and stored away for the curing. My wife remembers hearing Emma’s children say
that they used black pepper, red pepper, and molasses, along with plenty of
salt, to cure the meat. Of course the smoke also helped.
Emma never bought three pair of socks
for five dollars at Wal-Mart. Instead she knitted socks for the whole family
with her own knitting needle. When a hole was worn in the socks, Emma patched
the hole with her busy needle.
Flour was sold in large sacks in the
old days. The sacks sometimes had a colorful design on them, pretty enough for
the sacks to be made into cute dresses for the girls. That custom lingered on
for many years; my wife can remember that she and her sister also wore flour-sack
Grandma Dean feels a strange kinship
with Grandma Emma. She can imagine her sitting by a winter fire, cooking and
sewing for her large family, and telling stories since there was no television
to watch. Dean enjoys her fireplace in
our home. She has refused to let me change to gas logs. She likes to sit like
Emma once sat, pondering life before burning logs. A fire mesmerizes her soul,
inspiring her to imagine life as it was so long ago for her kin.
Most of us would like to make the
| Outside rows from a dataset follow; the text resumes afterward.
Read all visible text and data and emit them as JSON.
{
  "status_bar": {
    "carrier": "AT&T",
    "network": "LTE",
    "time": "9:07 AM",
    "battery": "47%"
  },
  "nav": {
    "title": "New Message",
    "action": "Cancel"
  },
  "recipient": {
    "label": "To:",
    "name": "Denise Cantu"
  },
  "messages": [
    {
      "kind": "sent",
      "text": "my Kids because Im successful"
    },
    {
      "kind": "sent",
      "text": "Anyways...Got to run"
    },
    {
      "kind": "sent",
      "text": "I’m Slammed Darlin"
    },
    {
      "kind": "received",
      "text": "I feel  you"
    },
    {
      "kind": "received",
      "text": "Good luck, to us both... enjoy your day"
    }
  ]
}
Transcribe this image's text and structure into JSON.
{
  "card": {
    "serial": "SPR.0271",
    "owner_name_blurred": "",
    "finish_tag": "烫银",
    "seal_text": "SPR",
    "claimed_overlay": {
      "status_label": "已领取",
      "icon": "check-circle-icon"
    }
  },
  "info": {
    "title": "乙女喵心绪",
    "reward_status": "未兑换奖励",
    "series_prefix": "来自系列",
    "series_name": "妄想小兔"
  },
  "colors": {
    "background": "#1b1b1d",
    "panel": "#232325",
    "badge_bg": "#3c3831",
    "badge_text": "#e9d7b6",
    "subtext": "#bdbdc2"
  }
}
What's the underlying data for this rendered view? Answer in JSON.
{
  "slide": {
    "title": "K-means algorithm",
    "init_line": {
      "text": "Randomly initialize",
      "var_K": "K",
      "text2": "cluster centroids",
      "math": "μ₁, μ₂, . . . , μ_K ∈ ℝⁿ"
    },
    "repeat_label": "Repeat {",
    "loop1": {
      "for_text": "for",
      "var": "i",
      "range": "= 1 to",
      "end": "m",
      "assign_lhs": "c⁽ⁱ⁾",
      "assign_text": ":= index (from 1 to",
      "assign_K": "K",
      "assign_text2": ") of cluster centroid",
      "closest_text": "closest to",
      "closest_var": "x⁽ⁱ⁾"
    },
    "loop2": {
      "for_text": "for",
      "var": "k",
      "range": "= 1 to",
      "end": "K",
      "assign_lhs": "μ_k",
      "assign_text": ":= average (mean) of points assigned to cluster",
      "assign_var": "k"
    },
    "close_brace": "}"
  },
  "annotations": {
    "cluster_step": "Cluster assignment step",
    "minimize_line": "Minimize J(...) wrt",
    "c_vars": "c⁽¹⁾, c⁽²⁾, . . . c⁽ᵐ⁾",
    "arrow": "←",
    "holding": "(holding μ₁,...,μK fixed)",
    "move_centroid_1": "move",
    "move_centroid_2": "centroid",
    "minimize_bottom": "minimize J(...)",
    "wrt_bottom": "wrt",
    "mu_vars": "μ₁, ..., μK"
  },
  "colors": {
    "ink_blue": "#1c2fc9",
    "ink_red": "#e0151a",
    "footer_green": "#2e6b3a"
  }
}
world a better place. We can, but only if we recognize that our legacy reaches
back many centuries, all the way to the folks who made the first wheel.
Countless generations have come and
gone, each leaving a precious deposit of memories and achievements. The
progress of civilization depends upon each of us doing what we can to make life
better for our heirs. We are stewards of the past with the opportunity to add
to our rich heritage.
One day I hope to meet Grandma Emma
and sit on a cloud for a hundred years listening to her stories about churns,
ice boxes and hard times. I am indebted to Emma because my wife inherited some
of her genes. Dean’s strengths suggest that she and Emma would have been good
friends, and goodness knows the stories they might have shared around a roaring
fire on a winter evening. +